Concepts of nationalism and cosmopolitanism in relation to Ummah have always been the focus of thinker, poet and philosopher Allama Muhammad Iqbal. Islamic ideology cannot be restricted to geographical boundaries. Multiple Islamic states with defined concepts of nationhood and nationalism give a nuanced understanding of nationalist and trans-nationalist goals which leads to Pan-Islamism.
Whatever defines us as nation is religion and paradoxically this territorialization of nation on the very ideology of religion, somehow, transcends beyond the nationalist geographical boundaries, thereby, being transnational, cosmopolitan and global, as he also appears to be talking about carnival human sub-layers of consciousness and its recognition through ego, which is not solely an Islamic ideology rather invoking general human psychology and very much cosmopolitan in nature.
Humanity needs to recognize itself through self-transformation by means of constant upward movement and continual growth which knows no stasis.
Free will of man does not enslave him to static notions of destiny where he is destined to accept the fated notions of reality; rather he is the maker of his destiny. When he goes through the process of self-recognition by finding Khudi (Ego) which means when he finds himself and by finding himself, he finds Creator and then all forces of creation come forward to contribute in his struggle and conspire to fight for his goals as he finds all forces of nature at his disposal and service.
The translated versions of Iqbal help a comparative literature student to look for not only a historicized, indigenous aspect of the poet, his nation and Ummah but a growing tendency towards universal human psychological needs in the form of upward movement of Ego that looks for fresh possibilities in the world by invoking Free Will.
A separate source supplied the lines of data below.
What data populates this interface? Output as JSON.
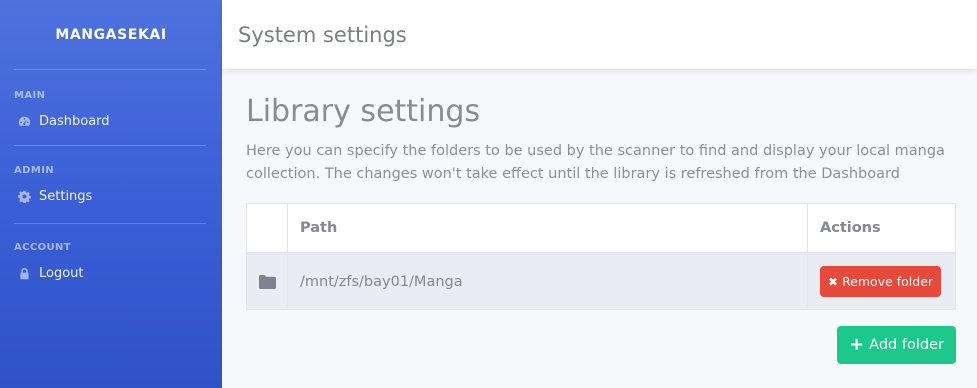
{
  "sidebar": {
    "brand": "MANGASEKAI",
    "sections": [
      {
        "heading": "MAIN",
        "item": {
          "label": "Dashboard",
          "icon": "tachometer-icon"
        }
      },
      {
        "heading": "ADMIN",
        "item": {
          "label": "Settings",
          "icon": "gear-icon"
        }
      },
      {
        "heading": "ACCOUNT",
        "item": {
          "label": "Logout",
          "icon": "lock-icon"
        }
      }
    ]
  },
  "topbar": {
    "title": "System settings"
  },
  "main": {
    "heading": "Library settings",
    "description": "Here you can specify the folders to be used by the scanner to find and display your local manga collection. The changes won't take effect until the library is refreshed from the Dashboard"
  },
  "table": {
    "columns": [
      "",
      "Path",
      "Actions"
    ],
    "rows": [
      {
        "icon": "folder-icon",
        "path": "/mnt/zfs/bay01/Manga",
        "action_label": "Remove folder"
      }
    ]
  },
  "add_button": {
    "label": "Add folder"
  },
  "colors": {
    "sidebar": "#4e73df",
    "danger": "#e74a3b",
    "success": "#1cc88a"
  }
}
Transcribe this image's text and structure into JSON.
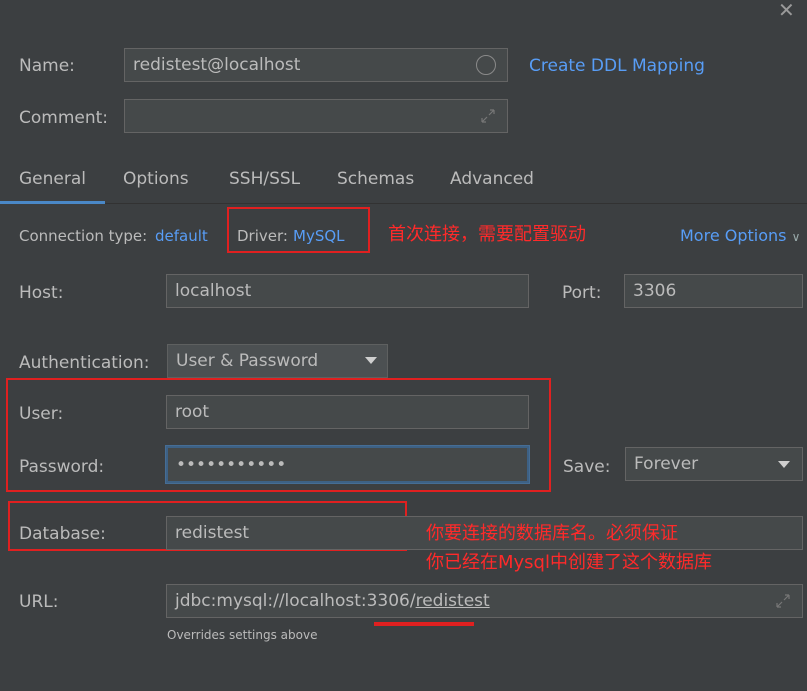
{
  "window": {
    "close_glyph": "✕"
  },
  "name_field": {
    "label": "Name:",
    "value": "redistest@localhost"
  },
  "create_ddl_link": "Create DDL Mapping",
  "comment_field": {
    "label": "Comment:",
    "value": ""
  },
  "tabs": [
    {
      "label": "General",
      "active": true
    },
    {
      "label": "Options",
      "active": false
    },
    {
      "label": "SSH/SSL",
      "active": false
    },
    {
      "label": "Schemas",
      "active": false
    },
    {
      "label": "Advanced",
      "active": false
    }
  ],
  "connection": {
    "type_label": "Connection type:",
    "type_value": "default",
    "driver_label": "Driver:",
    "driver_value": "MySQL",
    "more_options": "More Options"
  },
  "host": {
    "label": "Host:",
    "value": "localhost"
  },
  "port": {
    "label": "Port:",
    "value": "3306"
  },
  "auth": {
    "label": "Authentication:",
    "value": "User & Password"
  },
  "user": {
    "label": "User:",
    "value": "root"
  },
  "password": {
    "label": "Password:",
    "value": "•••••••••••"
  },
  "save": {
    "label": "Save:",
    "value": "Forever"
  },
  "database": {
    "label": "Database:",
    "value": "redistest"
  },
  "url": {
    "label": "URL:",
    "prefix": "jdbc:mysql://localhost:3306/",
    "db": "redistest",
    "hint": "Overrides settings above"
  },
  "annotations": {
    "driver_note": "首次连接，需要配置驱动",
    "database_note_line1": "你要连接的数据库名。必须保证",
    "database_note_line2": "你已经在Mysql中创建了这个数据库"
  },
  "colors": {
    "background": "#3c3f41",
    "link": "#589df6",
    "annotation": "#e02020",
    "tab_underline": "#4a88c7"
  }
}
This approach is very much cosmopolitan in nature.The poetry of Iqbal in Persian language shows us more a philosophical aspect of the poet and this angle has global, cosmopolitan and universal appeal.
University of Agriculture Faisalabad